Material shown Start Marker
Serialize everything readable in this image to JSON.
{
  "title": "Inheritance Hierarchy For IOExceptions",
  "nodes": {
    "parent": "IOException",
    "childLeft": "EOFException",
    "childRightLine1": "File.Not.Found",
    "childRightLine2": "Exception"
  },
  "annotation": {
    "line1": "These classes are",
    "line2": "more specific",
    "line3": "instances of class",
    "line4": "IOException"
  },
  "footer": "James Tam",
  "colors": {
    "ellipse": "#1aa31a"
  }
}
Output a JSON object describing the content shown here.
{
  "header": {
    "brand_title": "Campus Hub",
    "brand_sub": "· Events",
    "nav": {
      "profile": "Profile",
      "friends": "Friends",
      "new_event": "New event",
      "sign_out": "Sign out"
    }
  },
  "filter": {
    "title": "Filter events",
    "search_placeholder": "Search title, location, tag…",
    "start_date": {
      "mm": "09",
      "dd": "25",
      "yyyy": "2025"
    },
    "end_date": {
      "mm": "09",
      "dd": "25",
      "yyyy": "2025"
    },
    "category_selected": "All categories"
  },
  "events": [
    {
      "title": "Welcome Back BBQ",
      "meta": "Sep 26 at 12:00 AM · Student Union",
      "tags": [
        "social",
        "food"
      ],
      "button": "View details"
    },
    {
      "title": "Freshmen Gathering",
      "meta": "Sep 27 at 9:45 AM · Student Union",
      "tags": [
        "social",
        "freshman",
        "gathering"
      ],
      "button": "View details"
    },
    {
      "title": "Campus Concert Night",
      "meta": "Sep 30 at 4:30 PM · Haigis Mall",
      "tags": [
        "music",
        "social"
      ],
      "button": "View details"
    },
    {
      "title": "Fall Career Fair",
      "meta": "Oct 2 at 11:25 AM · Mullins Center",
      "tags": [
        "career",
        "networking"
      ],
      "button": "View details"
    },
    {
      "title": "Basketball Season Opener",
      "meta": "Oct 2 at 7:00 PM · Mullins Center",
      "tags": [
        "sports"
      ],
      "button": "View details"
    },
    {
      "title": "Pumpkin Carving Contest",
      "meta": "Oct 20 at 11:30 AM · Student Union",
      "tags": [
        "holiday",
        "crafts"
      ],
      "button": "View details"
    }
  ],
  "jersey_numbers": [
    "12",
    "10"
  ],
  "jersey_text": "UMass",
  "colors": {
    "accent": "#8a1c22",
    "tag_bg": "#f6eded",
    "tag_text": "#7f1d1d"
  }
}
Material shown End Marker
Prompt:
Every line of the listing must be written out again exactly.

Solution to this problem:
Serialize everything readable in this image to JSON.
{
  "title": "Inheritance Hierarchy For IOExceptions",
  "nodes": {
    "parent": "IOException",
    "childLeft": "EOFException",
    "childRightLine1": "File.Not.Found",
    "childRightLine2": "Exception"
  },
  "annotation": {
    "line1": "These classes are",
    "line2": "more specific",
    "line3": "instances of class",
    "line4": "IOException"
  },
  "footer": "James Tam",
  "colors": {
    "ellipse": "#1aa31a"
  }
}
Output a JSON object describing the content shown here.
{
  "header": {
    "brand_title": "Campus Hub",
    "brand_sub": "· Events",
    "nav": {
      "profile": "Profile",
      "friends": "Friends",
      "new_event": "New event",
      "sign_out": "Sign out"
    }
  },
  "filter": {
    "title": "Filter events",
    "search_placeholder": "Search title, location, tag…",
    "start_date": {
      "mm": "09",
      "dd": "25",
      "yyyy": "2025"
    },
    "end_date": {
      "mm": "09",
      "dd": "25",
      "yyyy": "2025"
    },
    "category_selected": "All categories"
  },
  "events": [
    {
      "title": "Welcome Back BBQ",
      "meta": "Sep 26 at 12:00 AM · Student Union",
      "tags": [
        "social",
        "food"
      ],
      "button": "View details"
    },
    {
      "title": "Freshmen Gathering",
      "meta": "Sep 27 at 9:45 AM · Student Union",
      "tags": [
        "social",
        "freshman",
        "gathering"
      ],
      "button": "View details"
    },
    {
      "title": "Campus Concert Night",
      "meta": "Sep 30 at 4:30 PM · Haigis Mall",
      "tags": [
        "music",
        "social"
      ],
      "button": "View details"
    },
    {
      "title": "Fall Career Fair",
      "meta": "Oct 2 at 11:25 AM · Mullins Center",
      "tags": [
        "career",
        "networking"
      ],
      "button": "View details"
    },
    {
      "title": "Basketball Season Opener",
      "meta": "Oct 2 at 7:00 PM · Mullins Center",
      "tags": [
        "sports"
      ],
      "button": "View details"
    },
    {
      "title": "Pumpkin Carving Contest",
      "meta": "Oct 20 at 11:30 AM · Student Union",
      "tags": [
        "holiday",
        "crafts"
      ],
      "button": "View details"
    }
  ],
  "jersey_numbers": [
    "12",
    "10"
  ],
  "jersey_text": "UMass",
  "colors": {
    "accent": "#8a1c22",
    "tag_bg": "#f6eded",
    "tag_text": "#7f1d1d"
  }
}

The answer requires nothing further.